Private insurance companies that participate in Medicare under the Medicare Advantage program and its predecessors have cost the publicly funded program for the elderly and disabled an extra $282.6 billion since 1985, most of it over the past eight years. In 2012 alone, private insurers were overpaid $34.1 billion.
That’s wasted money that should have been spent on improving patient care, shoring up Medicare’s trust fund or reducing the federal deficit, the researchers say.
The findings appear in an article published in the International Journal of Health Services by Drs. Ida Hellander, Steffie Woolhandler and David Himmelstein titled “Medicare overpayments to private plans, 1985-2012: Shifting seniors to private plans has already cost Medicare US$282.6 billion.”
Hellander is policy director at Physicians for a National Health Program (PNHP), a nonprofit research and advocacy group. Woolhandler and Himmelstein are professors at the City University of New York School of Public Health, visiting professors at Harvard Medical School and co-founders of PNHP.
Medicare has contracted with private insurance plans – previously referred to as Medicare HMOs and now called Medicare Advantage plans – since 1985. Such plans, most of them for-profit, currently cover about 27 percent of Medicare enrollees and have been growing at a fast clip. UnitedHealth and Humana are among the largest players in this market, and together operate about one-third of such plans.
Medicare pays these privately run plans a set “premium” per enrollee for hospital and physician services (averaging $10,123 in 2012) based on a prediction of how costly the enrollee’s care will be.
The authors find that private insurers have four strategies that make them more costly than the traditional Medicare program.
Private plans cherry-pick healthier beneficiaries who cost less to care for, guaranteeing large profits. Although private plans must accept all seniors who choose to enroll, they cherry-pick by selectively recruiting the healthiest seniors through advertising, office location, etc. They also induce sicker ones to disenroll by making expensive care inconvenient.

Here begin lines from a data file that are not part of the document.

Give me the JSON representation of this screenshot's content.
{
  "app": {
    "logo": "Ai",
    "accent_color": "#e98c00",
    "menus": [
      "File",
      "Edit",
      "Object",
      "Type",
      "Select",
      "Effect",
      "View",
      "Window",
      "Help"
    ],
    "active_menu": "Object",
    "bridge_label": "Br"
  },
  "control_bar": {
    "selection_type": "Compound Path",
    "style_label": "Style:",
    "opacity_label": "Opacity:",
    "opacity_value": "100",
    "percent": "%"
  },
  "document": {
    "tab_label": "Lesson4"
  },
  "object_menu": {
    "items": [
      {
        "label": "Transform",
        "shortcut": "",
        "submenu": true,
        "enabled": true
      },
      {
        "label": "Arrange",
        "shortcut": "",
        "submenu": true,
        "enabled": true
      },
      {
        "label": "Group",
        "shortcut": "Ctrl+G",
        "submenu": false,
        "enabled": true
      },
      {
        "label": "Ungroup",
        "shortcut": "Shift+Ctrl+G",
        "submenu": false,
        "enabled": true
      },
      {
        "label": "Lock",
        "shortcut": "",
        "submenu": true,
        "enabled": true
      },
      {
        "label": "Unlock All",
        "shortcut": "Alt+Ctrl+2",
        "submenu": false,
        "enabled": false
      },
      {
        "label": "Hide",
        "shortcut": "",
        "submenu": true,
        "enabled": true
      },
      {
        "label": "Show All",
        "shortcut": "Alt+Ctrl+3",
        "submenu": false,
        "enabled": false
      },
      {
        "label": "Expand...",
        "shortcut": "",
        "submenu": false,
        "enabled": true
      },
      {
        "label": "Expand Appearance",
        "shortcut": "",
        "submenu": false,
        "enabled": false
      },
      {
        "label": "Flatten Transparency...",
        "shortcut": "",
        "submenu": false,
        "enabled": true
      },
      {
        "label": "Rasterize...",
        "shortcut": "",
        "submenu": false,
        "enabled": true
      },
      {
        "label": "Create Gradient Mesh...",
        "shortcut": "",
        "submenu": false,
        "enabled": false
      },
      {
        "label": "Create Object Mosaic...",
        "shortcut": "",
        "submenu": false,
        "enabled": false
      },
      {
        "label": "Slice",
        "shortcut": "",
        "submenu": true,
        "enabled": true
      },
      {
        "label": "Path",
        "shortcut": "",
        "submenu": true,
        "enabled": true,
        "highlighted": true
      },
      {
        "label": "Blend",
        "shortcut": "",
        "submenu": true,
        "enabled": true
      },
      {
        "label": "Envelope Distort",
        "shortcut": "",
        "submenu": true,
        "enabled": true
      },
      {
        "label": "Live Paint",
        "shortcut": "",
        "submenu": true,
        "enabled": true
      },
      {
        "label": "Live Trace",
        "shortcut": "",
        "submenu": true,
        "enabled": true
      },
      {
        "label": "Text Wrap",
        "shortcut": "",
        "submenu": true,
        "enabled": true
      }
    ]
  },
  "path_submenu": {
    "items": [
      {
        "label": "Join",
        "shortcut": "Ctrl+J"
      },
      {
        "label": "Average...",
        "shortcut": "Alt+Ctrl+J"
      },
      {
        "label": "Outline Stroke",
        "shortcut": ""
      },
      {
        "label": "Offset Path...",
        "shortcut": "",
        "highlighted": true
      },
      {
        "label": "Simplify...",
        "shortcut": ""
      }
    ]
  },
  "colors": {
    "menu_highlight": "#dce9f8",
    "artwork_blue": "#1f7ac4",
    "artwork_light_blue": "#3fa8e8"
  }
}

They recruit otherwise healthy seniors with very mild (and inexpensive) cases of sometimes serious conditions – automatically triggering higher premiums for these beneficiaries from the risk-adjustment scheme implemented in 2004, but escaping payments for expensive care. For instance, many seniors have very mild cases of arthritis, heart failure and bronchitis that require little or no treatment.
They enroll patients who get most of their care free at the Veteran’s Administration.
And they heavily lobby Congress to raise their reimbursement. The insurance industry successfully induced Congress and the Bush administration to add bonus payments to Medicare Advantage premiums beginning in 2003.
Since the study was completed, the industry has again successfully lobbied the administration to raise payments to Medicare Advantage plans, reversing a planned cut of 2.2 percent in reimbursement rates and instead obtaining a 3.3 percent increase. Stock prices of private insurers soared over the announcement.
“We’ve long known that Medicare has been paying private insurers more than if their enrollees had stayed in traditional fee-for-service Medicare, but no one had added up the total extra cost to the taxpayer since contracting with private insurers began 27 years ago,” said Dr. Ida Hellander, lead author of the study. “Nor has anyone systematically examined the many ways that private insurers have gamed the system to maximize their bottom line at taxpayers’ expense.”
“In 2012 alone, private insurers are being overpaid $34.1 billion, or $2,526 per Medicare Advantage enrollee,” Hellander said.
“It’s clear that having Medicare Advantage programs compete with Medicare doesn’t save us money. In fact the opposite is the case. The private plans only add waste, and the aggregate waste is staggering – enough to be a significant drag on the economy,” Woolhandler said.
“It’s time we look to proven, cost-effective ways of providing high-quality care to Medicare’s beneficiaries and to the entire population,” Woolhandler said. “That means taking a fresh look at the single-payer model of reform.”